Lightweight Directory Access Protocol (LDAP) is a directory access prototcol which can act as a gateway or a directory service itself.
An entry is what we call a record in the LDAP server, it is the same as a record in the traditional database. A LDAP entry is made up of many attributes. Attributes are divided into name/value pairs, these attributes are the same as fields in a traditional database. An attribute will have only one name but it can have more then one value, the value can be text or binary.
Each entry is uniquely identified by it's distinguished name (DN). The DN is made up of components each of which is called a relative distinguished name (RDN). The components from the RDN are taken from the attributes in the entry.
Object classes determine what attributes are available for an entry. They are the same as tables in a traditional database. They differ from tables in a database because they are extensible. Basically this means to can declare a new object class that extends from an earlier one.
Each server will have a schema. The schema is the blue print of the server and it specifies all the object classes and attributes that are available to be searched and stored in a LDAP server.
The directory service is accessed like a tree and is reffered to as a Directory Information tree (DIT). The directory server itself is called a Directory Service Agent (DSA).
The Data Format
The data in an LDAP server is organised in a hierarchical/relational format. It is hierarchical becuase every entry in the server, apart from root is below another entry, it is relational because you can group entries together. The top level is called the domain and the branches are in the form of organisational units, normally departments in an company. These organisational units can then be sub-divided into sub-divisions. Each entry that is neither a domain or organisational unit is called a leaf.

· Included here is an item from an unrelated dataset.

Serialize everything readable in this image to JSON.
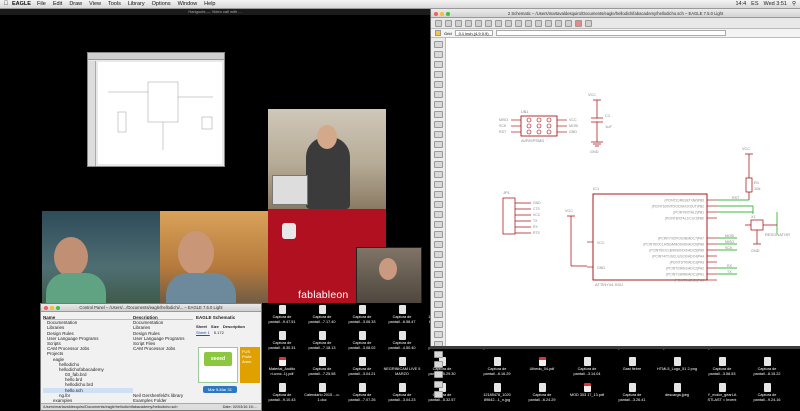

Below is a basic LDAP hierarachy:
There are a number of steps to install, configure and test a secure LDAP server
1. Obtain hardware (server and client)
2. Install solaris 9 (server and Solaris 8 (client)
3. Patch both servers
4. Obtain sun one directory server 5.2 software
5. Install directory server packages (32 or 64 bit, recommended to use 64bit for high volumes)
6. run idsktune (checks patches and recommendations)
6a. optionally install the directory server SDK from Sun
7. configure the directory server ("directoryserver configure -nodisplay" command)
8. configure admin server ("mpsadmserver configure -nodisplay" command)
9. create object class, containers, ACI's and client profiles ("idsconfig" command)
10. setup the VLV indexes (commands are display after idsconfig)
10a. check that nis objects exist ("ldapsearch -b cn=schema objectclass=* | grep nisDomainObject" command)
11. Enable TLS/SSL via the admin gui
12. configure the clients ("ldapclient init ...." command) alter nsswitch.conf and starts the ldap_cachemgr daemon
12a. check client ldap files in /var/ldap (ldap_client_file and ldap_credential_file)
13. configure pam.conf file on the client
14. testing the client ("ldaplist" command)